Wednesday - co-hosted a wednesday night dinner with 2 hosts and 12 guests (paella, banana cream pie from scratch, seared tuna/salmon with reduction sauce, virgin margaritas, apple spice cake from scratch, faux chicken, salad, mushrooms with avocado spread)
Thursday - completed a home visit for FPC with a wonderful elderly lady, took my first kickboxing class with my roommate at the UCSF gym
Studying has not yet begun for me, but Brain, Mind, and Behavior (BMB) started on Monday and it has been an intense ride ALREADY. My study habits are so ingrained in my behavior that I can't even bring myself to begin reading, I've become one of those ne'er-do-well kids in the back of the medical school bus. Actually, I think that I've always been in the back of the school bus.
However, someone joked to me that BMB is obviously coordinated by a group of men, because the competition is heating up. Now we have a daily "Case of the Day" at 8 a.m. sharp in the morning (we're technically not required to begin lecture until 8:10 a.m.) and we get to answer questions and email them to a special yahoo account until the 8 a.m. deadline the next day. Each case has a certain number of points assigned to it, and the student with the most points at the end of the course gets a T-shirt that says, "I am a HUGE NERD among nerds who likes to wake up early." Not really, the T-shirt says, "I won Case of the Day." But it means the same thing.
Another competition starting in BMB is to find typos or content errors in the BMB syllabus and have them posted on the online forum. The winner with the most corrections submitted will get a T-shirt that says, "I have OCD," and a dinner for two at a restaurant. If the class finds over 500 errors in the syllabus, the winner will receive a fancy dinner. If not, then the winner will get a meal at McDonald's, or something to that effect.

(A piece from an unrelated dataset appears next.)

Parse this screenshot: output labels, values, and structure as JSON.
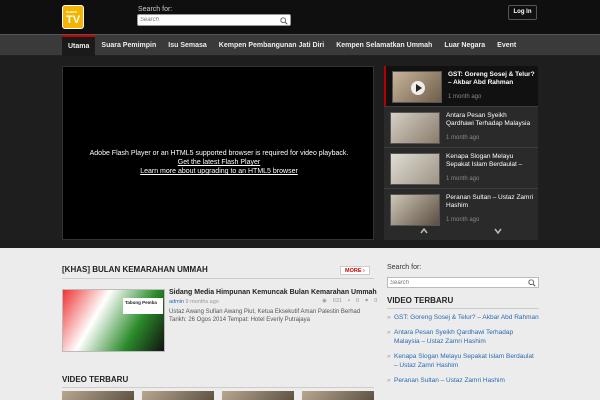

Even though I am not working too hard, I am getting anxious about being late in the morning, because D. Lo will stand at the door and give you disappointed/dirty looks and it makes me so scared! I respect D. Lo, and the incredible effort that he and his colleagues put into the course to make it phenomenal, so it's only fair that he ask for the same total dedication and fanaticism among his students. However, another part of me is also skeptical and wary of his mind games and unnecessarily complex competitions designed to whip us into an academic frenzy. That's just the paranoid conspiracy theorist in me.
Overall, however, BMB lectures have been AMAZING. On our first day of class, we witnessed an interview with a stroke patient and how he is physically affected...it was very powerful and moving. We have had TWO anatomy labs in TWO days. On the first day, we looked at brains in buckets. On the second day, we opened up the skull of our cadaver and removed the brain in sections. It was mind-blowing. Today, we had another patient interview with a psychiatric patient to described to us how her life unravelled when she began hearing voices and seeing faces and eyes. She described with perfect detail how this neutral voice would say "No" and hiss when she did something the voice did not approve of, and how it said "beautiful" on the rare occasions when she did something it did approve of. And she believed that her internal turmoil was responsible for external events in the real world, like tornados, and that if she moved the salt and pepper shakers a certain way, it would affect the state of the universe. This incredible insight into the experiences of this patient, who is now fairly recovered and living a normal life, was a precious opportunity. Everything in BMB leaves me speechless and astounded, because the human mind itself is so amazing.